# [What to work on]
Filter the listing down to the lines containing the word "泥饼外运".
**********
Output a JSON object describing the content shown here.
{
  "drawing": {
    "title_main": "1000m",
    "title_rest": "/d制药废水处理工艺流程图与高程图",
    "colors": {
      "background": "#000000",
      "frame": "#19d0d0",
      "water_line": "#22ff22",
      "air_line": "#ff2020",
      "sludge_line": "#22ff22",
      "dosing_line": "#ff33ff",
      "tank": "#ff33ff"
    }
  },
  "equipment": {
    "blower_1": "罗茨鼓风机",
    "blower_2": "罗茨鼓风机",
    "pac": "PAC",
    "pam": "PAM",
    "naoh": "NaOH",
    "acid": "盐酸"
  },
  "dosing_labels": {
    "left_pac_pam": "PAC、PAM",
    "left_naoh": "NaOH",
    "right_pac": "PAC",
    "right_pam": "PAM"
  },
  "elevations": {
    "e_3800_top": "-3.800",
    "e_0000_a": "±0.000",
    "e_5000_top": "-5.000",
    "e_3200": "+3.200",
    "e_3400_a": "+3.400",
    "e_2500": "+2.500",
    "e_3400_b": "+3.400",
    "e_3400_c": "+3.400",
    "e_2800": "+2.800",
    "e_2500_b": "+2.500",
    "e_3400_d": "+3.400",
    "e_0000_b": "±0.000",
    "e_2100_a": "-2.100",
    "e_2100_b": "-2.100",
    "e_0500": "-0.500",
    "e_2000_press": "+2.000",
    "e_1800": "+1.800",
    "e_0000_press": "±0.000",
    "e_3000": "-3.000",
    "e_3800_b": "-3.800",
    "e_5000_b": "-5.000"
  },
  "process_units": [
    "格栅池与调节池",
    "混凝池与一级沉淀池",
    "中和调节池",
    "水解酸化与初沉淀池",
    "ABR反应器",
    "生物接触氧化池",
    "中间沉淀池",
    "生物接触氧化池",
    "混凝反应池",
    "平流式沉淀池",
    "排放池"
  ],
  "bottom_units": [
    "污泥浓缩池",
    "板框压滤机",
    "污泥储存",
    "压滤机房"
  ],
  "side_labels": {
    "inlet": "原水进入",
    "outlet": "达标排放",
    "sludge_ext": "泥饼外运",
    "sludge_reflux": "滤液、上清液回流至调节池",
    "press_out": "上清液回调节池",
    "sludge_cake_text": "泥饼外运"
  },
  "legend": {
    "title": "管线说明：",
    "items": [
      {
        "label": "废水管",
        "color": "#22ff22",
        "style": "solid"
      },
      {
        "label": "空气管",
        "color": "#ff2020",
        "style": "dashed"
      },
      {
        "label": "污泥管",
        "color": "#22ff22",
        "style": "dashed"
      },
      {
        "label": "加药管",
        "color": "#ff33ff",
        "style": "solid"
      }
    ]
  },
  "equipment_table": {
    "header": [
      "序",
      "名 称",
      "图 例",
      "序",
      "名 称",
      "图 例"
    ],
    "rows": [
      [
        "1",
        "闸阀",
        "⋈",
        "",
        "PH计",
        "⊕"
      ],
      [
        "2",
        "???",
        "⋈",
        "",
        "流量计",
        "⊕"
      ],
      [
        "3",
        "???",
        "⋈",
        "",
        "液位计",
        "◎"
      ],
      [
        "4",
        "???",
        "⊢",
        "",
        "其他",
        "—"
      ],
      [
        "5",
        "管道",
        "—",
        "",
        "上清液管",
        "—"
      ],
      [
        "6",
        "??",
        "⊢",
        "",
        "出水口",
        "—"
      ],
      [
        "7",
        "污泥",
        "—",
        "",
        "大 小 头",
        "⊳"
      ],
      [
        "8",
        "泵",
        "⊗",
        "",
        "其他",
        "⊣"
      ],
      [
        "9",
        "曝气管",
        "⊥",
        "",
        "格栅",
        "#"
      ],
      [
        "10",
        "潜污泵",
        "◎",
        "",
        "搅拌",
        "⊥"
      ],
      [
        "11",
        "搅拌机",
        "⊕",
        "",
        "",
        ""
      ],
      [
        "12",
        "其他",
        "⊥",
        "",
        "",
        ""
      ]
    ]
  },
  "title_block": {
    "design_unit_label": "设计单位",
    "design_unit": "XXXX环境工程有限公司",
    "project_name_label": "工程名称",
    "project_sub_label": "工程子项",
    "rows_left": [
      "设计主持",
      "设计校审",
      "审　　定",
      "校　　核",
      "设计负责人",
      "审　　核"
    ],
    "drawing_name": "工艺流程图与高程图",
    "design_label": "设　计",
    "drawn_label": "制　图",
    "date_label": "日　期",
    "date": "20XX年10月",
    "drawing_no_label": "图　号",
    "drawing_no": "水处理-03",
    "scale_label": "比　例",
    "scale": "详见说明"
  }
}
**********
# [Result]
    "sludge_ext": "泥饼外运",
    "sludge_cake_text": "泥饼外运"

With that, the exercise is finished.